Task requirements: Which lines below hold the word "JSON"? Copy all of them.

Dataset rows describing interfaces

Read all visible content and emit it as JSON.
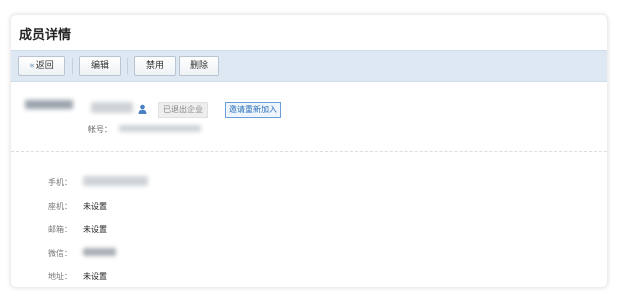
{
  "page": {
    "title": "成员详情"
  },
  "toolbar": {
    "back_label": "返回",
    "edit_label": "编辑",
    "disable_label": "禁用",
    "delete_label": "删除"
  },
  "member": {
    "status_badge": "已退出企业",
    "invite_label": "邀请重新加入",
    "account_label": "帐号："
  },
  "fields": {
    "mobile_label": "手机：",
    "landline_label": "座机：",
    "landline_value": "未设置",
    "email_label": "邮箱：",
    "email_value": "未设置",
    "wechat_label": "微信：",
    "address_label": "地址：",
    "address_value": "未设置"
  },
  "colors": {
    "toolbar_bg": "#dde8f3",
    "invite_border": "#6a9fd8",
    "invite_text": "#2a6eb8"
  }
}
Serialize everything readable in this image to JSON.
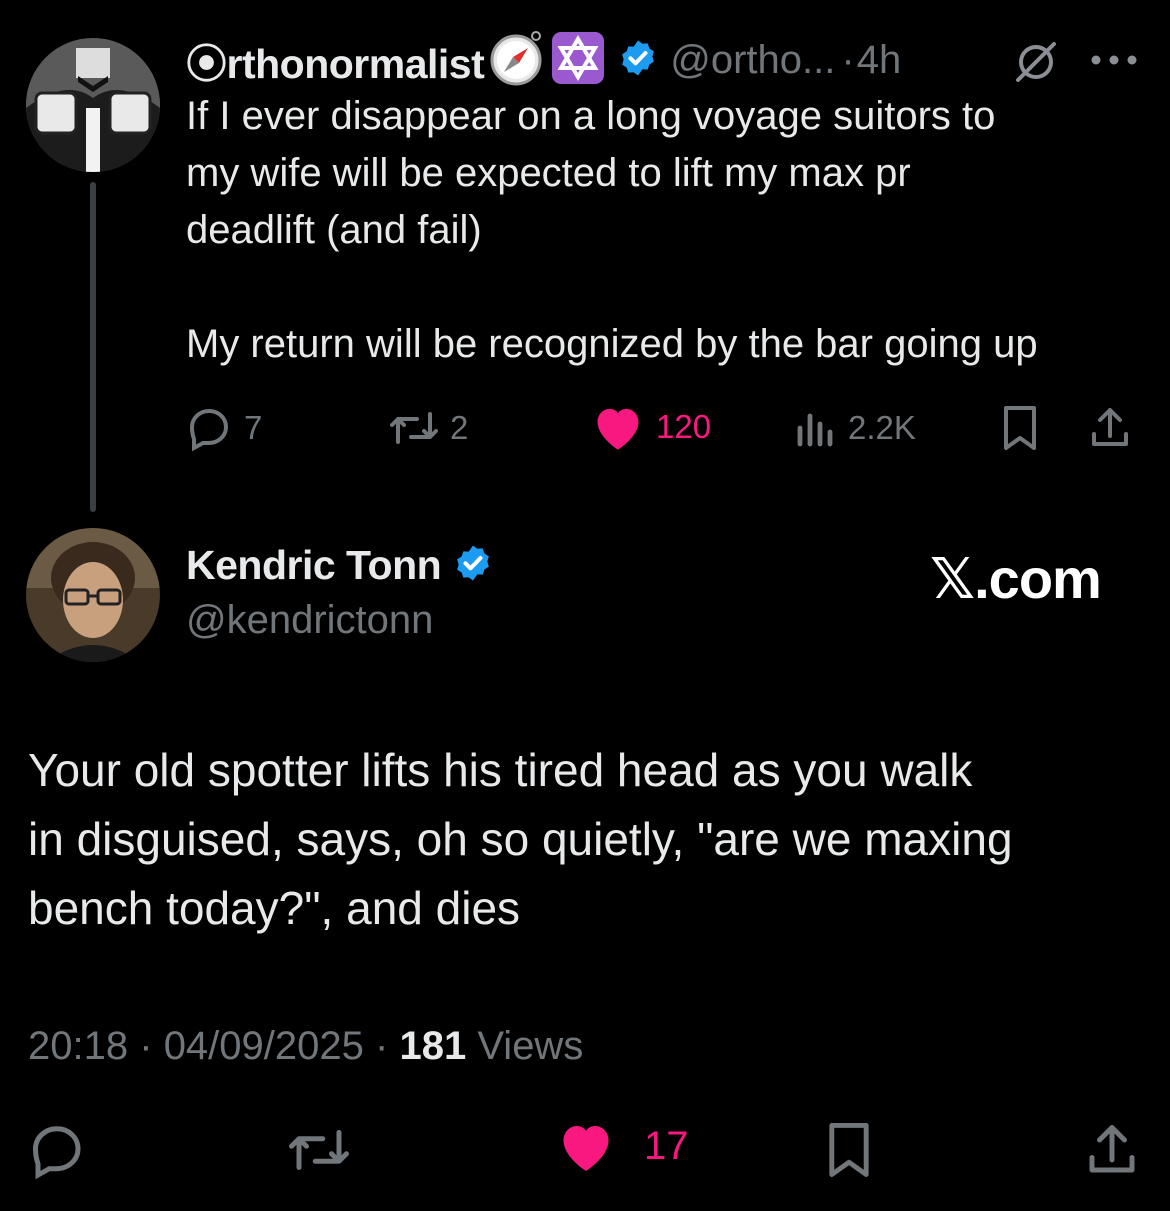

Response to this task:
Read all visible content and emit it as JSON.
Serialize everything readable in this image to JSON.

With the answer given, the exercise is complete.